Last month, Justice Belobaba released five costs decisions with a strong message for the class action bar: access to justice is becoming too expensive and the excesses of counsel are at least partly to blame (Rosen v BMO Nesbitt Burns Inc., 2013 ONSC 6356; Crisante v DePuy Orthopaedics, 2013 ONSC 6351; Dugal v Manulife Financial, 2013 ONSC 6354; Brown v Canada (Attorney General), 2013 ONSC 6887; and Sankar v Bell Mobility Inc., 2013 ONSC 6886). He found that excess appears to have become the norm, causing access to justice to become too expensive in class actions, an area of law specifically designed to achieve this fundamental objective. As a result, he suggested that a “no costs” rule would be much more sensible in the world of class actions, a world “very different” from other litigation.
In 1982, the Ontario Law Reform Commission (the OLRC, now the Law Commission of Ontario) recommended establishing class action legislation with a distinctive no-costs regime as a general rule, whereby costs would not be awarded to any party to a class action, at any stage of the proceedings, including an appeal. A similar regime was already in place in the United States. Instead of following the OLRC’s recommendation, the provincial legislature adopted the views of the Attorney General’s Advisory Committee, of which Justice Belobaba was a member, to follow Ontario’s general rule that “costs follow the event”. Now, Justice Belobaba says the OLRC was right and he was wrong. He hopes that the mistake will be corrected in the course of the Law Commission of Ontario’s current review of Ontario’s class action legislation, which is now underway. There is already a no-costs regime in British Columbia and certification costs awards are capped in Quebec.
So as the annual number of Ontario class actions declines, Justice Belobaba clarified that, while he will continue to consider and apply the factors set out in the Rules of Civil Procedure and the various binding directions of the Court of Appeal, he will also aim for more transparent and predictable costs decisions in conventional certification motions. Historical costs awards in similar cases will be seriously considered. In cases where the final fees or disbursement amount is dramatically above the norm, the costs award may be made in two parts: a portion that is payable immediately and a further portion that is payable in the cause.

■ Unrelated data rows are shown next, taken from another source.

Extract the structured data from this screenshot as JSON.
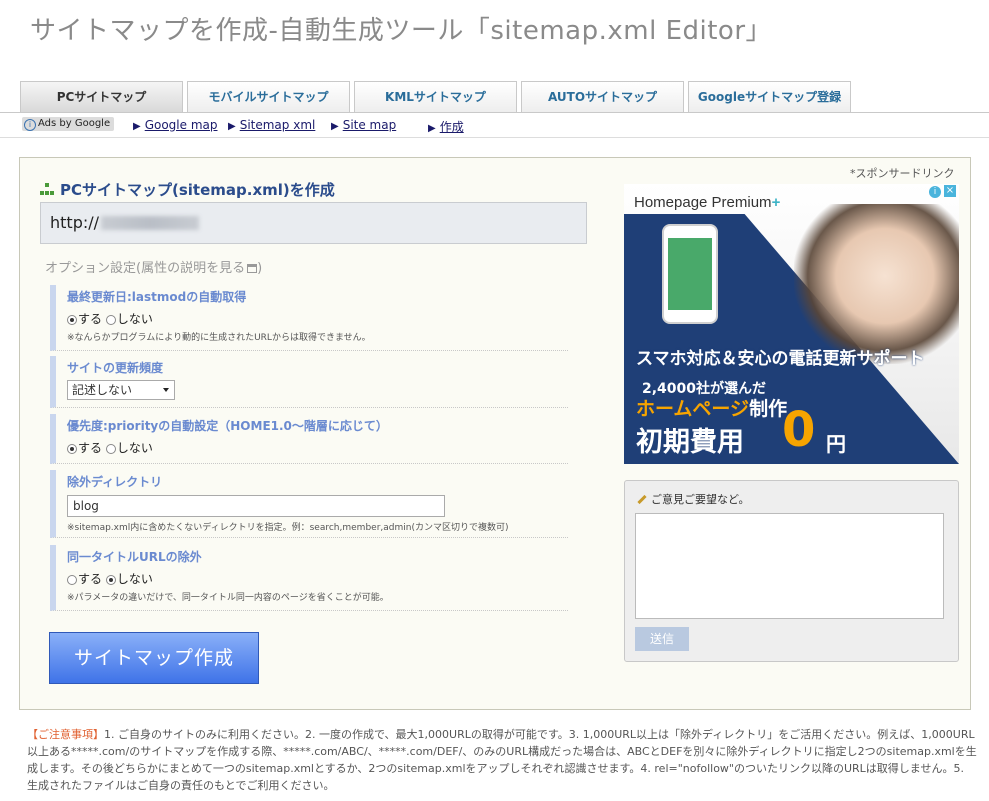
{
  "page_title": "サイトマップを作成-自動生成ツール「sitemap.xml Editor」",
  "tabs": [
    {
      "label": "PCサイトマップ",
      "active": true
    },
    {
      "label": "モバイルサイトマップ",
      "active": false
    },
    {
      "label": "KMLサイトマップ",
      "active": false
    },
    {
      "label": "AUTOサイトマップ",
      "active": false
    },
    {
      "label": "Googleサイトマップ登録",
      "active": false
    }
  ],
  "subnav": {
    "ads_label": "Ads by Google",
    "links": [
      "Google map",
      "Sitemap xml",
      "Site map",
      "作成"
    ]
  },
  "form": {
    "section_title": "PCサイトマップ(sitemap.xml)を作成",
    "url_value": "http://",
    "options_title": "オプション設定(属性の説明を見る",
    "options_title_end": ")",
    "lastmod": {
      "label": "最終更新日:lastmodの自動取得",
      "yes": "する",
      "no": "しない",
      "note": "※なんらかプログラムにより動的に生成されたURLからは取得できません。"
    },
    "changefreq": {
      "label": "サイトの更新頻度",
      "selected": "記述しない"
    },
    "priority": {
      "label": "優先度:priorityの自動設定（HOME1.0～階層に応じて）",
      "yes": "する",
      "no": "しない"
    },
    "exclude_dir": {
      "label": "除外ディレクトリ",
      "value": "blog",
      "note": "※sitemap.xml内に含めたくないディレクトリを指定。例：search,member,admin(カンマ区切りで複数可)"
    },
    "same_title": {
      "label": "同一タイトルURLの除外",
      "yes": "する",
      "no": "しない",
      "note": "※パラメータの違いだけで、同一タイトル同一内容のページを省くことが可能。"
    },
    "submit_label": "サイトマップ作成"
  },
  "sponsor_label": "*スポンサードリンク",
  "ad": {
    "brand": "Homepage Premium",
    "headline": "スマホ対応＆安心の電話更新サポート",
    "line1": "2,4000社が選んだ",
    "line2a": "ホームページ",
    "line2b": "制作",
    "line3": "初期費用",
    "zero": "0",
    "yen": "円"
  },
  "feedback": {
    "title": "ご意見ご要望など。",
    "send_label": "送信"
  },
  "notice": {
    "label": "【ご注意事項】",
    "text": "1. ご自身のサイトのみに利用ください。2. 一度の作成で、最大1,000URLの取得が可能です。3. 1,000URL以上は「除外ディレクトリ」をご活用ください。例えば、1,000URL以上ある*****.com/のサイトマップを作成する際、*****.com/ABC/、*****.com/DEF/、のみのURL構成だった場合は、ABCとDEFを別々に除外ディレクトリに指定し2つのsitemap.xmlを生成します。その後どちらかにまとめて一つのsitemap.xmlとするか、2つのsitemap.xmlをアップしそれぞれ認識させます。4. rel=\"nofollow\"のついたリンク以降のURLは取得しません。5. 生成されたファイルはご自身の責任のもとでご利用ください。"
  }
}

With the “access to justice” objective keenly in mind, Justice Belobaba’s anticipated results are: 1) lower than expected costs awards, 2) leaner and more focused certification motions, with a greater measure of predictability, and 3) overall, the continuing viability of class actions.
Justice Belobaba’s decisions appear to be part of a growing trend. Justice Perell released a costs decision last month as a result of a motion for documentary productions (The Trustees of the Drywall Acoustic Lathing and Insulation Local 675 Pension Fund v SCN Group Inc., 2013 ONSC 7122). The successful defendant claimed close to $100,000 in fees and disbursements for resisting an interlocutory motion in an already certified class action. Justice Perell noted that access to justice is an entitlement of defendants just as it is for plaintiffs and that spiraling costs in class proceedings have become a threat to the viability of the class action regime. Fashioning a creative hybrid solution, he ultimately held that the appropriate award was costs in any event of the cause in the full amount claimed by the defendant, but with only 25 percent payable forthwith and the balance to be paid either a) as a set off against any future costs awards made against the defendant or b) to the defendant should it ultimately be successful in defending the class action at trial.
A no-costs regime is not imminent and, as Justice Belobaba acknowledges, it remains to be seen how his approach will play out. Assuming that significant adverse cost awards act as a disincentive for plaintiffs’ lawyers to commence class actions, then reducing that risk may increase the prospect of class actions going forward. However, some members of the plaintiff bar argue that access to justice will actually be further denied, given that plaintiffs’ lawyers are often the beneficiaries of costs awards. They suggest that defendants will have incentive to drive up the costs of certification motions, forcing plaintiffs’ lawyers to spend more time but be compensated with less, thereby bearing increased risks.